- [Description of the task]
An exact reproduction of all the entries is what the answer must contain.

- [Material shown]
★ ★ ★ ★ ★
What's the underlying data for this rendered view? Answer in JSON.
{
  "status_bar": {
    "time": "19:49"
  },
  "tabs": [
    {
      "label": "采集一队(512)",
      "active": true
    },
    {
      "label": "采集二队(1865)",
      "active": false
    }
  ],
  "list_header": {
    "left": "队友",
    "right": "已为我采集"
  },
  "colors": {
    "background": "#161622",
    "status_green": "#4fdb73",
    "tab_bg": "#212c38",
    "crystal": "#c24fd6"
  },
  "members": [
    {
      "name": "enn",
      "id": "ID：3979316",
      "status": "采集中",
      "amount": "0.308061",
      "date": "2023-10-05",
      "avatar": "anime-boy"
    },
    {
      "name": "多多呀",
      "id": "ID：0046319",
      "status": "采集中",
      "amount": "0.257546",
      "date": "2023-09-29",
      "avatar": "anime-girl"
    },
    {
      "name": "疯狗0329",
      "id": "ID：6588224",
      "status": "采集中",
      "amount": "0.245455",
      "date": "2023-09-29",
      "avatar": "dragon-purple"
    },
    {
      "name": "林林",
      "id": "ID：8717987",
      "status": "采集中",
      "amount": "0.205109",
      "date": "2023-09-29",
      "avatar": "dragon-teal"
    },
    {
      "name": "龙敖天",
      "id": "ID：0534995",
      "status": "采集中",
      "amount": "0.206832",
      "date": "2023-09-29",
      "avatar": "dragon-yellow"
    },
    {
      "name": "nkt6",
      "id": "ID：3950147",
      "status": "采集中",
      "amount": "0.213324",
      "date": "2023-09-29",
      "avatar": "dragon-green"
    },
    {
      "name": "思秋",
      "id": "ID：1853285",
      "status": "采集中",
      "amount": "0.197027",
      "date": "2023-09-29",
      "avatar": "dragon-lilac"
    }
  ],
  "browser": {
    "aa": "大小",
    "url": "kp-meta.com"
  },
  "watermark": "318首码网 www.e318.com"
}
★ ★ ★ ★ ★
- [Answer to the problem]
What's the underlying data for this rendered view? Answer in JSON.
{
  "status_bar": {
    "time": "19:49"
  },
  "tabs": [
    {
      "label": "采集一队(512)",
      "active": true
    },
    {
      "label": "采集二队(1865)",
      "active": false
    }
  ],
  "list_header": {
    "left": "队友",
    "right": "已为我采集"
  },
  "colors": {
    "background": "#161622",
    "status_green": "#4fdb73",
    "tab_bg": "#212c38",
    "crystal": "#c24fd6"
  },
  "members": [
    {
      "name": "enn",
      "id": "ID：3979316",
      "status": "采集中",
      "amount": "0.308061",
      "date": "2023-10-05",
      "avatar": "anime-boy"
    },
    {
      "name": "多多呀",
      "id": "ID：0046319",
      "status": "采集中",
      "amount": "0.257546",
      "date": "2023-09-29",
      "avatar": "anime-girl"
    },
    {
      "name": "疯狗0329",
      "id": "ID：6588224",
      "status": "采集中",
      "amount": "0.245455",
      "date": "2023-09-29",
      "avatar": "dragon-purple"
    },
    {
      "name": "林林",
      "id": "ID：8717987",
      "status": "采集中",
      "amount": "0.205109",
      "date": "2023-09-29",
      "avatar": "dragon-teal"
    },
    {
      "name": "龙敖天",
      "id": "ID：0534995",
      "status": "采集中",
      "amount": "0.206832",
      "date": "2023-09-29",
      "avatar": "dragon-yellow"
    },
    {
      "name": "nkt6",
      "id": "ID：3950147",
      "status": "采集中",
      "amount": "0.213324",
      "date": "2023-09-29",
      "avatar": "dragon-green"
    },
    {
      "name": "思秋",
      "id": "ID：1853285",
      "status": "采集中",
      "amount": "0.197027",
      "date": "2023-09-29",
      "avatar": "dragon-lilac"
    }
  ],
  "browser": {
    "aa": "大小",
    "url": "kp-meta.com"
  },
  "watermark": "318首码网 www.e318.com"
}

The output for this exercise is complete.